RAW DATA START

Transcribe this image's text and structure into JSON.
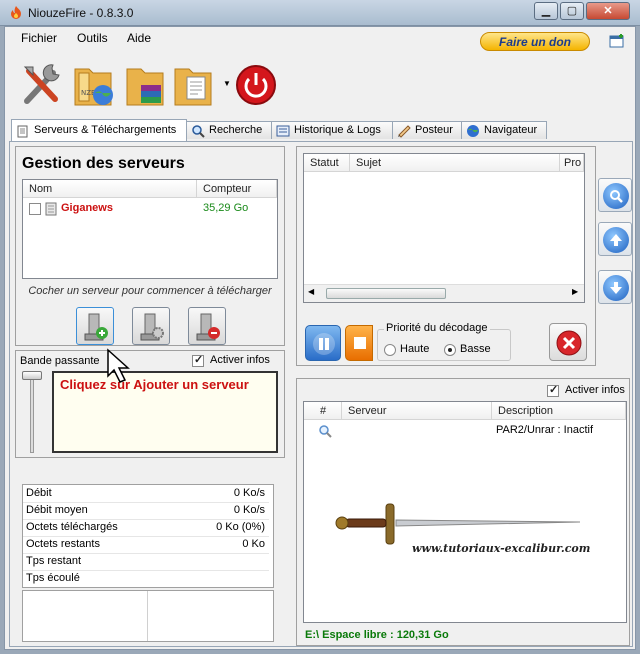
{
  "window": {
    "title": "NiouzeFire - 0.8.3.0"
  },
  "menu": {
    "file": "Fichier",
    "tools": "Outils",
    "help": "Aide",
    "donate": "Faire un don"
  },
  "tabs": [
    {
      "label": "Serveurs & Téléchargements"
    },
    {
      "label": "Recherche"
    },
    {
      "label": "Historique & Logs"
    },
    {
      "label": "Posteur"
    },
    {
      "label": "Navigateur"
    }
  ],
  "servers": {
    "heading": "Gestion des serveurs",
    "col_name": "Nom",
    "col_counter": "Compteur",
    "rows": [
      {
        "name": "Giganews",
        "counter": "35,29 Go"
      }
    ],
    "hint": "Cocher un serveur pour commencer à télécharger"
  },
  "bandwidth": {
    "label": "Bande passante",
    "activate": "Activer infos",
    "callout": "Cliquez sur Ajouter un serveur"
  },
  "stats": [
    {
      "key": "Débit",
      "value": "0 Ko/s"
    },
    {
      "key": "Débit moyen",
      "value": "0 Ko/s"
    },
    {
      "key": "Octets téléchargés",
      "value": "0 Ko (0%)"
    },
    {
      "key": "Octets restants",
      "value": "0 Ko"
    },
    {
      "key": "Tps restant",
      "value": ""
    },
    {
      "key": "Tps écoulé",
      "value": ""
    }
  ],
  "queue": {
    "col_status": "Statut",
    "col_subject": "Sujet",
    "col_progress": "Pro"
  },
  "decode": {
    "legend": "Priorité du décodage",
    "high": "Haute",
    "low": "Basse",
    "selected": "Basse"
  },
  "workers": {
    "activate": "Activer infos",
    "col_num": "#",
    "col_server": "Serveur",
    "col_desc": "Description",
    "rows": [
      {
        "server": "",
        "description": "PAR2/Unrar : Inactif"
      }
    ]
  },
  "watermark": "www.tutoriaux-excalibur.com",
  "status": {
    "free_space": "E:\\ Espace libre : 120,31 Go"
  },
  "colors": {
    "accent_red": "#cc1111",
    "server_green": "#1a8a1a",
    "status_green": "#0a7a0a"
  }
}
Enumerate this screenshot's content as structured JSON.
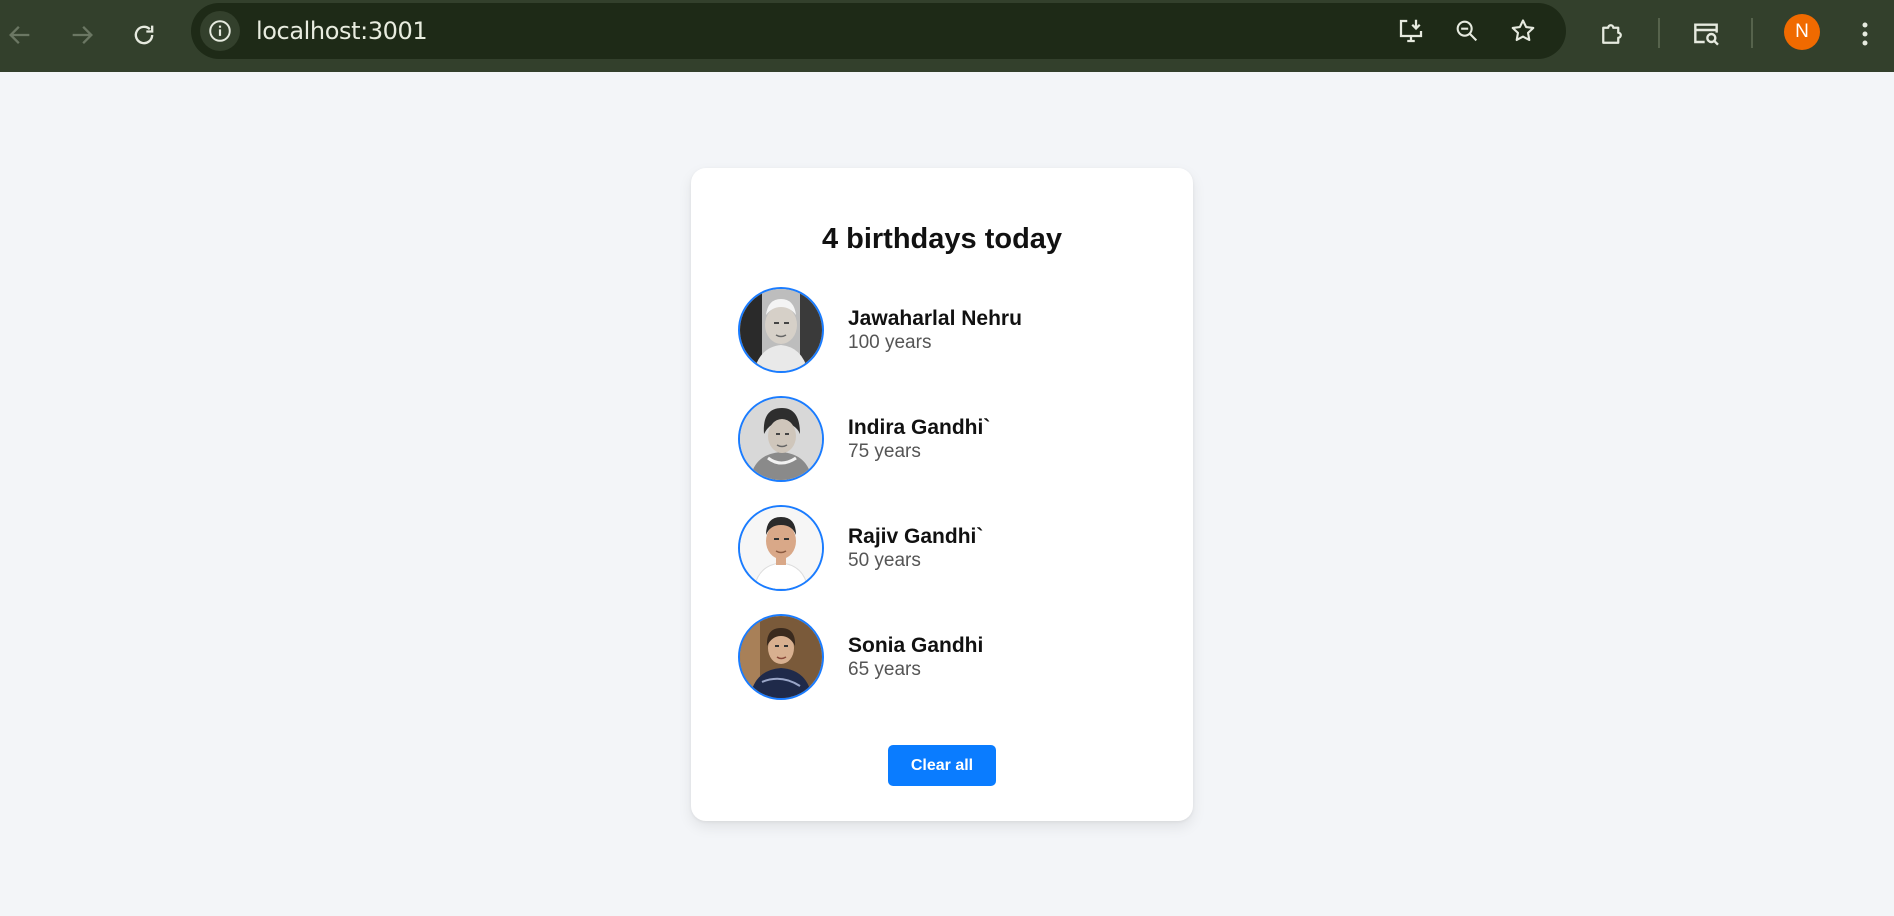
{
  "browser": {
    "url": "localhost:3001",
    "profile_initial": "N",
    "icons": {
      "back": "back-arrow-icon",
      "forward": "forward-arrow-icon",
      "reload": "reload-icon",
      "site_info": "info-icon",
      "install": "install-app-icon",
      "zoom": "zoom-out-icon",
      "bookmark": "star-icon",
      "extensions": "puzzle-icon",
      "search_tabs": "tab-search-icon",
      "menu": "kebab-menu-icon"
    },
    "colors": {
      "toolbar": "#33402c",
      "omnibox": "#1e2a17",
      "avatar": "#f06a00"
    }
  },
  "page": {
    "title": "4 birthdays today",
    "people": [
      {
        "name": "Jawaharlal Nehru",
        "age": "100 years"
      },
      {
        "name": "Indira Gandhi`",
        "age": "75 years"
      },
      {
        "name": "Rajiv Gandhi`",
        "age": "50 years"
      },
      {
        "name": "Sonia Gandhi",
        "age": "65 years"
      }
    ],
    "clear_button": "Clear all",
    "colors": {
      "background": "#f3f5f8",
      "accent": "#0a7cff"
    }
  }
}
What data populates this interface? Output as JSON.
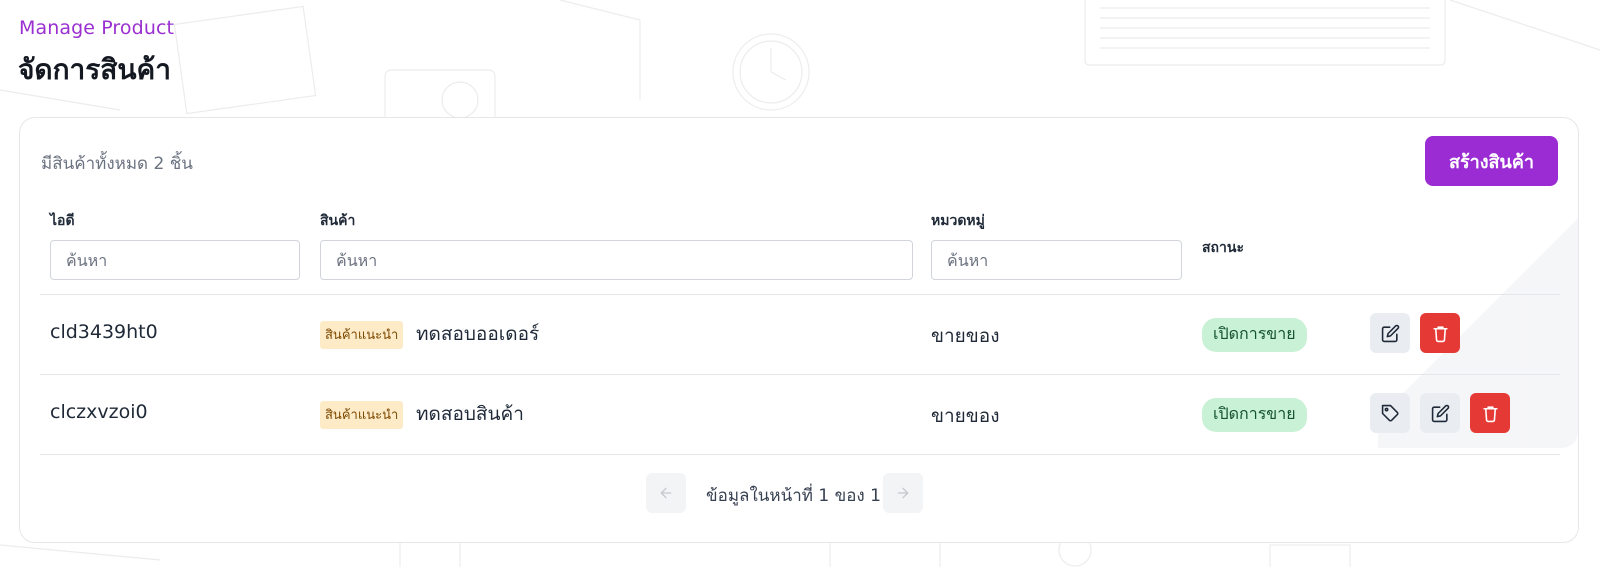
{
  "header": {
    "eyebrow": "Manage Product",
    "title": "จัดการสินค้า"
  },
  "toolbar": {
    "total_text": "มีสินค้าทั้งหมด 2 ชิ้น",
    "create_label": "สร้างสินค้า"
  },
  "columns": {
    "id": "ไอดี",
    "product": "สินค้า",
    "category": "หมวดหมู่",
    "status": "สถานะ"
  },
  "filters": {
    "id_placeholder": "ค้นหา",
    "product_placeholder": "ค้นหา",
    "category_placeholder": "ค้นหา"
  },
  "rows": [
    {
      "id": "cld3439ht0",
      "badge": "สินค้าแนะนำ",
      "name": "ทดสอบออเดอร์",
      "category": "ขายของ",
      "status": "เปิดการขาย",
      "actions": [
        "edit-icon",
        "trash-icon"
      ]
    },
    {
      "id": "clczxvzoi0",
      "badge": "สินค้าแนะนำ",
      "name": "ทดสอบสินค้า",
      "category": "ขายของ",
      "status": "เปิดการขาย",
      "actions": [
        "tag-icon",
        "edit-icon",
        "trash-icon"
      ]
    }
  ],
  "pagination": {
    "text": "ข้อมูลในหน้าที่ 1 ของ 1"
  },
  "colors": {
    "accent": "#9b2cd4",
    "danger": "#e53935",
    "status_bg": "#c9f1d6",
    "badge_bg": "#fdebc8"
  }
}
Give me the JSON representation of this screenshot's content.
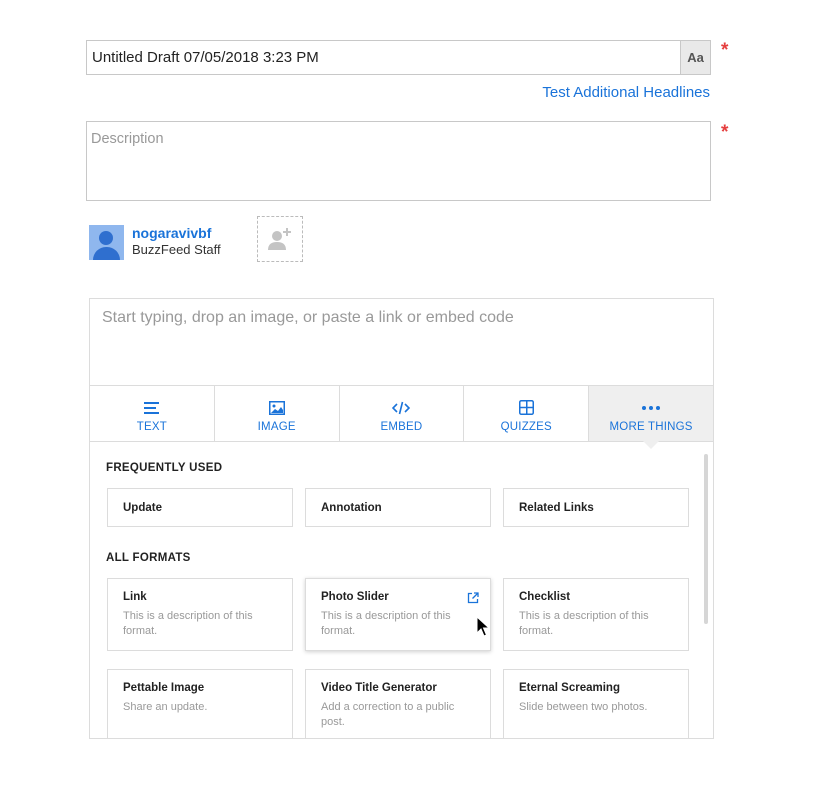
{
  "headline": {
    "value": "Untitled Draft 07/05/2018 3:23 PM",
    "format_button_label": "Aa",
    "required_mark": "*"
  },
  "test_headlines_link": "Test Additional Headlines",
  "description": {
    "placeholder": "Description",
    "required_mark": "*"
  },
  "author": {
    "name": "nogaravivbf",
    "role": "BuzzFeed Staff"
  },
  "editor": {
    "placeholder": "Start typing, drop an image, or paste a link or embed code"
  },
  "toolbar": {
    "buttons": [
      {
        "label": "TEXT",
        "icon": "text-lines-icon"
      },
      {
        "label": "IMAGE",
        "icon": "image-icon"
      },
      {
        "label": "EMBED",
        "icon": "code-icon"
      },
      {
        "label": "QUIZZES",
        "icon": "grid-icon"
      },
      {
        "label": "MORE THINGS",
        "icon": "more-dots-icon",
        "active": true
      }
    ]
  },
  "formats_panel": {
    "frequently_used_title": "FREQUENTLY USED",
    "frequently_used": [
      "Update",
      "Annotation",
      "Related Links"
    ],
    "all_formats_title": "ALL FORMATS",
    "all_formats": [
      {
        "title": "Link",
        "description": "This is a description of this format."
      },
      {
        "title": "Photo Slider",
        "description": "This is a description of this format."
      },
      {
        "title": "Checklist",
        "description": "This is a description of this format."
      },
      {
        "title": "Pettable Image",
        "description": "Share an update."
      },
      {
        "title": "Video Title Generator",
        "description": "Add a correction to a public post."
      },
      {
        "title": "Eternal Screaming",
        "description": "Slide between two photos."
      }
    ]
  },
  "colors": {
    "accent": "#1a73d9",
    "required": "#e53e3e",
    "border": "#dcdcdc"
  }
}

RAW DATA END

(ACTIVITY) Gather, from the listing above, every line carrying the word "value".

(COMPLETED EXERCISE)
      "value": "0 Ko/s"
      "value": "0 Ko/s"
      "value": "0 Ko (0%)"
      "value": "0 Ko"
      "value": ""
      "value": ""
    "value": "Untitled Draft 07/05/2018 3:23 PM",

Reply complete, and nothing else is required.